Checks by The Nation in several outlets revealed the galloping prices of sanitisers, giving residents concern about its affordability.
A small bottle of 250mg which used to sell for N300 now cost between N600 to N800, while the one of 500mg hitherto sold for N500 now cost between N1700 and N2,500.
At a popular store in Abule Egba area, the lowest price of the substance was N800 for 250mg while the one of 500mg ranges between N1,800 and N2,500 depending on the brand or manufacturer.
Prices of the product were not too different at a supermarket in Ogba area of Ikeja. At the store, a small bottle of sanitiser cost N700, while the medium size of 500mg was sold for N2,000. A source at the popular Ile Epo Market near Abule Egba, Isiwat Adeyemi, said that most distributors of the product deliberately hoard it to cause artificial scarcity in order to increase the prices of the item.
A cross section of residents blamed the hike in the prices of the product on unscrupulous traders and pharmacy operators, who in a bid to make more profit jerked up the prices as high as 300 per cent.
“Sellers of sanitisers have been lying that the distributors of the product are the ones who hike the price, but that is not true at all. The sellers are the ones who jerk up the prices of the various brands of the product following increase in demand and this has made the product unaffordable for the average Nigerian,” said Mojeed Akanbi, an auto technician in Abule Egba area of Lagos.
Wale Olabimtan, a resident of Bariga, said the prices of sanitisers are out of the reach of the the common man, adding that the state government should look into the matter.
He said: “Before the outbreak of COVID-19, a small bottle of sanitiser in my neighbourhood was N300. But the price has since gone up to N700, no thanks to shylock sellers.
“This has made the substance unaffordable for people like us who have low purchasing power. The state government should address the issue because diseases don’t know rich or poor citizens.”
Fake hand sanitisers on the loose
The rising cost of the product has led to production of cheap but fake sanitisers in some parts of the state. Some of the areas where such substandard sanitisers are produced include a backstreet market in Adeniji Adele area of Lagos Island and Ojota market, where traders have been caught making hand sanitisers, using crude methods in unhygienic environment.
Four days ago, a woman on Twitter, a social media platform, exposed how some traders were producing fake hand sanitisers at the popular Ojota Market.
In a post she attached to the footage of the production of sanitisers at the market, she flayed the desperation of unscrupulous traders to endanger human health in a bid to profit from the outbreak of the disease.
Posting under the name@Thecreativeherbalist, she wrote:” I finally found out the magic behind the sudden influx of hand sanitiser manufacturers today…(at) Ojota Market. After a few days of staying indoors, I had to step out because I needed to get materials to make dish/clothes liquid soap from the market.

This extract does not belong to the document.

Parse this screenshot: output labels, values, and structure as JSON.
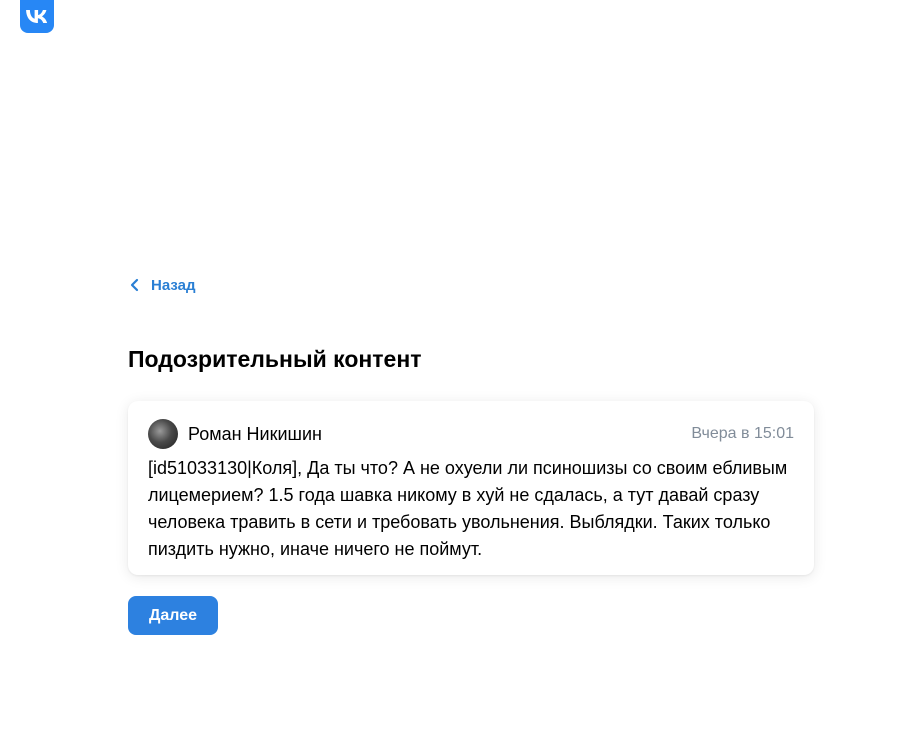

“With N3000, you can make a 25-litre keg of soap, (I) learnt this two years ago. With the imminent ‘full stay at home order’ I decided to make some because na 4 clothes my housemate dey wear per day.
“On my way to the store after I got into the market, I noticed a lot of mixing was going on in almost every shop that sold ‘chemicals’, which was very unusual. And one thing they had in common was the colour which was white/translucent.

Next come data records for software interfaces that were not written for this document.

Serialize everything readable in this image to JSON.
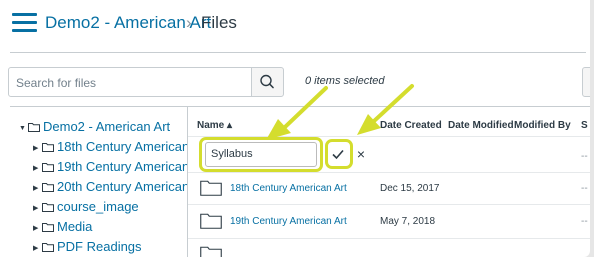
{
  "header": {
    "course_link": "Demo2 - American Art",
    "separator": "›",
    "current_page": "Files"
  },
  "toolbar": {
    "search_placeholder": "Search for files",
    "items_selected": "0 items selected"
  },
  "tree": {
    "root": "Demo2 - American Art",
    "folders": [
      "18th Century American Art",
      "19th Century American Art",
      "20th Century American Art",
      "course_image",
      "Media",
      "PDF Readings"
    ]
  },
  "table": {
    "columns": {
      "name": "Name ▴",
      "date_created": "Date Created",
      "date_modified": "Date Modified",
      "modified_by": "Modified By",
      "size": "S"
    },
    "new_folder_input": "Syllabus",
    "cancel_symbol": "×",
    "empty_cell": "--",
    "rows": [
      {
        "name": "18th Century American Art",
        "date_created": "Dec 15, 2017",
        "modified_by": "--"
      },
      {
        "name": "19th Century American Art",
        "date_created": "May 7, 2018",
        "modified_by": "--"
      }
    ]
  },
  "colors": {
    "link": "#0770a3",
    "highlight": "#d4dd2e",
    "text": "#2d3b45"
  },
  "icons": [
    "hamburger-icon",
    "search-icon",
    "folder-icon",
    "checkmark-icon",
    "close-icon"
  ]
}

“Upon getting to the store, while waiting to collect my purchase, it finally dawned on me that they were all making hnd sanitizers.

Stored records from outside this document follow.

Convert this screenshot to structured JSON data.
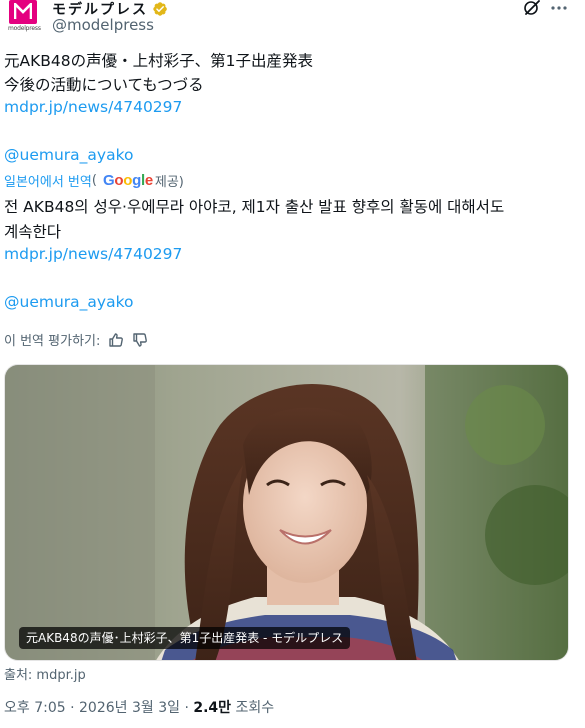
{
  "author": {
    "display_name": "モデルプレス",
    "handle": "@modelpress",
    "avatar_text": "modelpress",
    "verified": true,
    "brand_color": "#e4007f",
    "verified_color": "#e2b719"
  },
  "tweet": {
    "original_lines": [
      "元AKB48の声優・上村彩子、第1子出産発表",
      "今後の活動についてもつづる"
    ],
    "original_link": "mdpr.jp/news/4740297",
    "original_mention": "@uemura_ayako",
    "translated_by": "일본어에서 번역",
    "translated_google": "Google",
    "translated_provided": "제공)",
    "translated_open_paren": "(",
    "translated_lines": [
      "전 AKB48의 성우·우에무라 아야코, 제1자 출산 발표 향후의 활동에 대해서도",
      "계속한다"
    ],
    "translated_link": "mdpr.jp/news/4740297",
    "translated_mention": "@uemura_ayako",
    "rate_translation": "이 번역 평가하기:"
  },
  "media": {
    "caption": "元AKB48の声優･上村彩子、第1子出産発表 - モデルプレス",
    "source": "출처: mdpr.jp"
  },
  "meta": {
    "time": "오후 7:05",
    "date": "2026년 3월 3일",
    "views_count": "2.4만",
    "views_label": "조회수",
    "separator": "·"
  },
  "colors": {
    "link": "#1d9bf0",
    "secondary_text": "#536471",
    "primary_text": "#0f1419"
  },
  "icons": {
    "verified": "verified-badge-icon",
    "grok": "grok-icon",
    "more": "more-options-icon",
    "thumbs_up": "thumbs-up-icon",
    "thumbs_down": "thumbs-down-icon"
  }
}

“To confirm my fear, a lady seated in the store, who also happened to be another customer, was presented with a 5-litre keg full of liquid. The next thing she did was to bring out a sticker and slapped it on the container, ready to be sent to the buyer, I guess.
“I saw people buying in litres for personal use while some bought in 50 litre kegs, to resell, I guess. The market rate was N1000 for a litre.
“So all they have to do is buy in bulk, get containers from the same market, get labels printed and resell…making money during a pandemic is different from making money from a pandemic. May God save us all.”